London: A UK web developer has given a modern makeover to the 19th Century ticker-tape machine by creating one that prints out tweets.
Adam Vaughan from Cumbria built the `twittertape` device from scratch using second-hand parts from clocks and other sources.
Ticker tape was used to transmit stock price information over telegraph lines from 1870 to 1970. It comprised a paper strip that ran through a machine called a stock ticker, which printed abbreviated company names as alphabetic symbols followed by numeric stock transaction price and volume information.
One of the earliest practical stock ticker machines, the Universal Stock Ticker developed by Thomas Edison in 1869, used alphanumeric characters with a printing speed of approximately one character per second.

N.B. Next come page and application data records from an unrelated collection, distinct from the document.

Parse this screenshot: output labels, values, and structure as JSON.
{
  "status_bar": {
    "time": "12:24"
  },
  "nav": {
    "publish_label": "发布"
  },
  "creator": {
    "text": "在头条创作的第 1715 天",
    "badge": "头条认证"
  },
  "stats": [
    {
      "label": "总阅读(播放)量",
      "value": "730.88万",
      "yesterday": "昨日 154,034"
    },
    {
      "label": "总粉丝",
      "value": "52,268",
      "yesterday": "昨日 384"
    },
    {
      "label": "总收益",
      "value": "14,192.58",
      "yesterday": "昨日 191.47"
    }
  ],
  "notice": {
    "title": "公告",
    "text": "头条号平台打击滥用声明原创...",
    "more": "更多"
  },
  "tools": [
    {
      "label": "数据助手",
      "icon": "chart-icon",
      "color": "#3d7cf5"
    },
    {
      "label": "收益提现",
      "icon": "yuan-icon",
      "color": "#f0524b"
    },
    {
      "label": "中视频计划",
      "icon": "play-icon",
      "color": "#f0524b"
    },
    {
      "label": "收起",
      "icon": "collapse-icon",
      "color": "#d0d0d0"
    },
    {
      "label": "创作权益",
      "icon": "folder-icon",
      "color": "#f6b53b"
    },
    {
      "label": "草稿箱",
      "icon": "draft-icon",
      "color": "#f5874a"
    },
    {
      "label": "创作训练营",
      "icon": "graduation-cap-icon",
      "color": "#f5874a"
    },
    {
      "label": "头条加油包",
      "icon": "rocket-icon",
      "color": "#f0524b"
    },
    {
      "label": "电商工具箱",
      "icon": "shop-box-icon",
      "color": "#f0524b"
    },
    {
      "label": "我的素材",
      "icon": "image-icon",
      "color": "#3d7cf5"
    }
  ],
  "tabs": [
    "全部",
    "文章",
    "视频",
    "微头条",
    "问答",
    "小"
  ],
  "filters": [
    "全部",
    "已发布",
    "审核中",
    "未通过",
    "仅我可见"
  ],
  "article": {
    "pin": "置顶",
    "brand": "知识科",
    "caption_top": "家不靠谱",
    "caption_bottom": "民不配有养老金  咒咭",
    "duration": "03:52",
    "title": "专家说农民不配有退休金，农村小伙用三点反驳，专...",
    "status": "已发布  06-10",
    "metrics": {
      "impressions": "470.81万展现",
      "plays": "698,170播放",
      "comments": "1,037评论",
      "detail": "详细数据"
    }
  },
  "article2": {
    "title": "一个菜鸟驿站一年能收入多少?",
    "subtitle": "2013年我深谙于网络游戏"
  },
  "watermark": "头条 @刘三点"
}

Vaughan spent three months assembling his version of the machine but admitted a lot of that time was devoted to finding the right parts, `BBC News` reported.
"I have a keen interest in history and have always been fascinated by ticker-tape machines as a design piece," he said.
"One day I thought it would be nice to have one sat on your desk and started to think about what information it could produce. Twitter is perfect," he added.
The wooden base in Vaughan`s machine contains a thermal printer and a micro-controller. The device connects to a computer via an ethernet cable and pulls data from Vaughan`s Twitter account every 30 seconds.
Any future versions could include a control panel so that the owner could programme the machine to print from a particular hashtag or from multiple accounts, Vaughan said, but added that it may be a little "complicated".